- Opening Delimiter -
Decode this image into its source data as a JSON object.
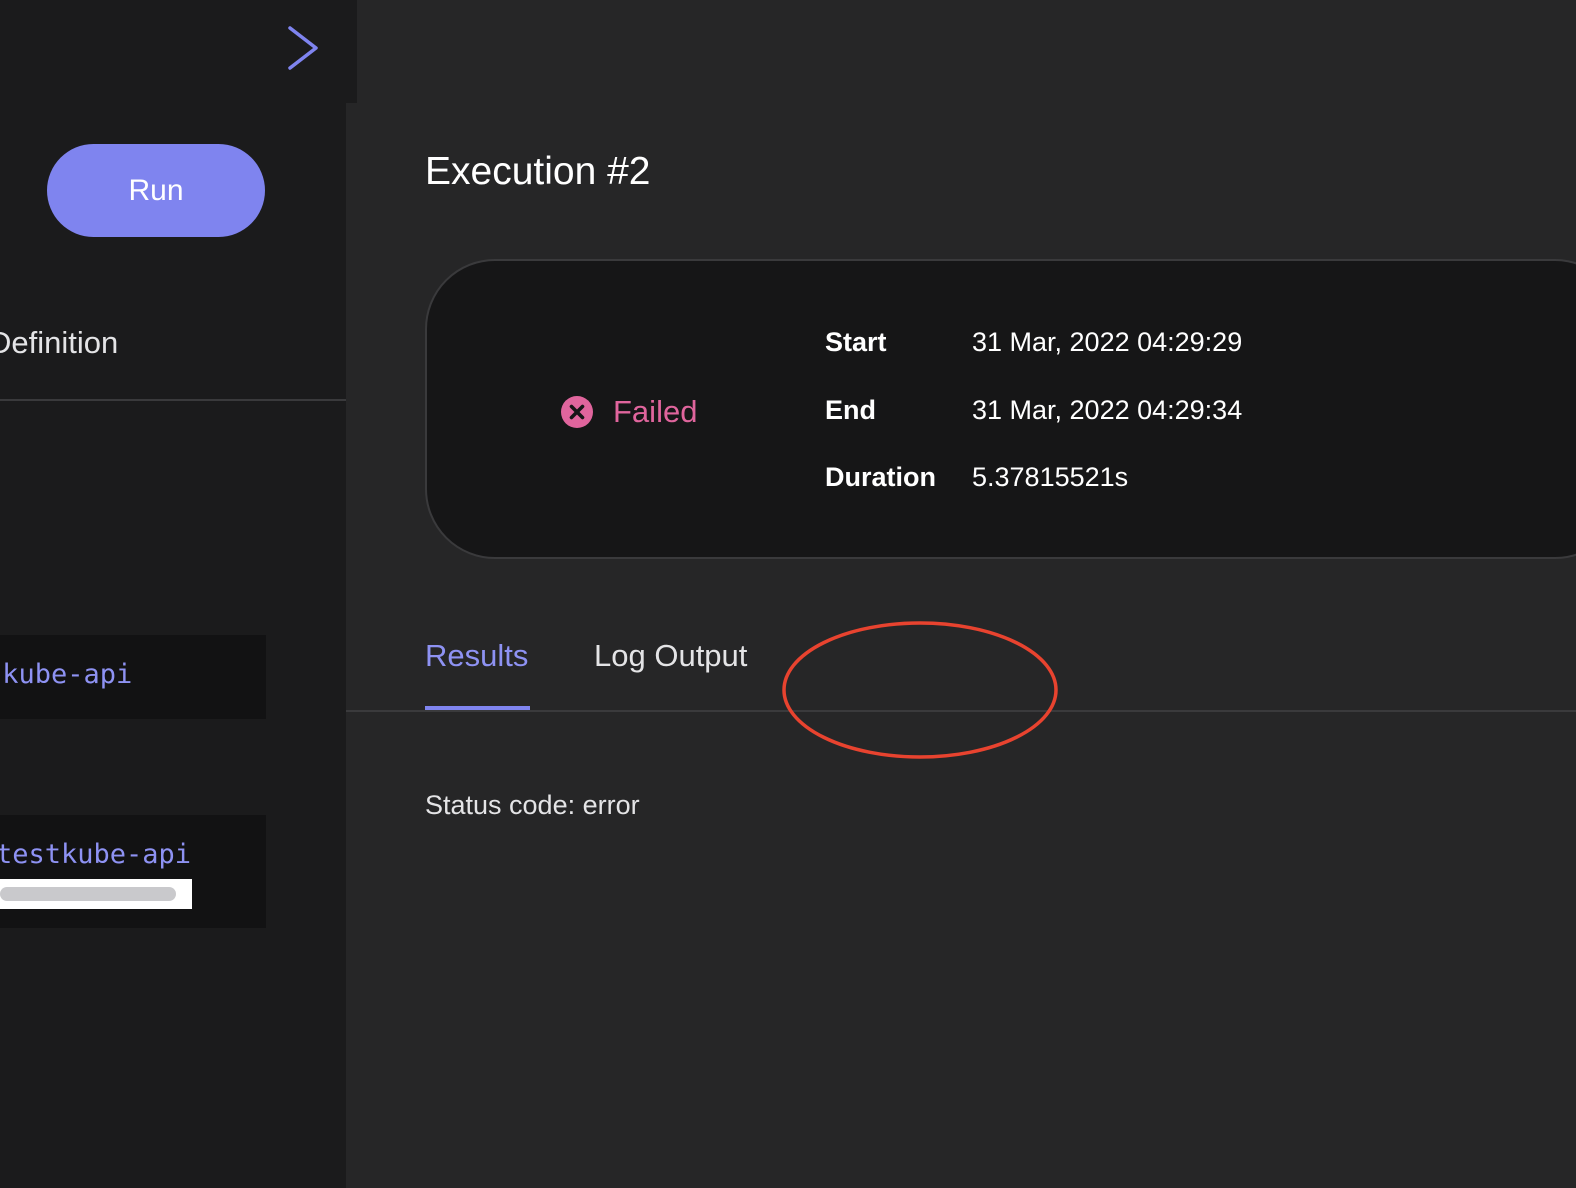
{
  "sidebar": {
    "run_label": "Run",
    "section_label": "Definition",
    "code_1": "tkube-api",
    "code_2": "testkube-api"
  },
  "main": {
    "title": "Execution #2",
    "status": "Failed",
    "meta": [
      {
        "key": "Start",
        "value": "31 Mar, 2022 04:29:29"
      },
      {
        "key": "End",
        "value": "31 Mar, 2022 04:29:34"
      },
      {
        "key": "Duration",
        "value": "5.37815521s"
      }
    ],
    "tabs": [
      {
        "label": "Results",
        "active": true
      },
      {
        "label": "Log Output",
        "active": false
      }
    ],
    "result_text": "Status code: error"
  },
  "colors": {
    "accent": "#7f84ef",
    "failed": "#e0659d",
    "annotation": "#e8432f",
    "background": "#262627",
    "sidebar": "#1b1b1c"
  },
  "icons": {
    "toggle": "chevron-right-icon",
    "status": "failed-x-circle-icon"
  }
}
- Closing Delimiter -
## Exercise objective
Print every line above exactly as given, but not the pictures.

## Output
Decode this image into its source data as a JSON object.
{
  "sidebar": {
    "run_label": "Run",
    "section_label": "Definition",
    "code_1": "tkube-api",
    "code_2": "testkube-api"
  },
  "main": {
    "title": "Execution #2",
    "status": "Failed",
    "meta": [
      {
        "key": "Start",
        "value": "31 Mar, 2022 04:29:29"
      },
      {
        "key": "End",
        "value": "31 Mar, 2022 04:29:34"
      },
      {
        "key": "Duration",
        "value": "5.37815521s"
      }
    ],
    "tabs": [
      {
        "label": "Results",
        "active": true
      },
      {
        "label": "Log Output",
        "active": false
      }
    ],
    "result_text": "Status code: error"
  },
  "colors": {
    "accent": "#7f84ef",
    "failed": "#e0659d",
    "annotation": "#e8432f",
    "background": "#262627",
    "sidebar": "#1b1b1c"
  },
  "icons": {
    "toggle": "chevron-right-icon",
    "status": "failed-x-circle-icon"
  }
}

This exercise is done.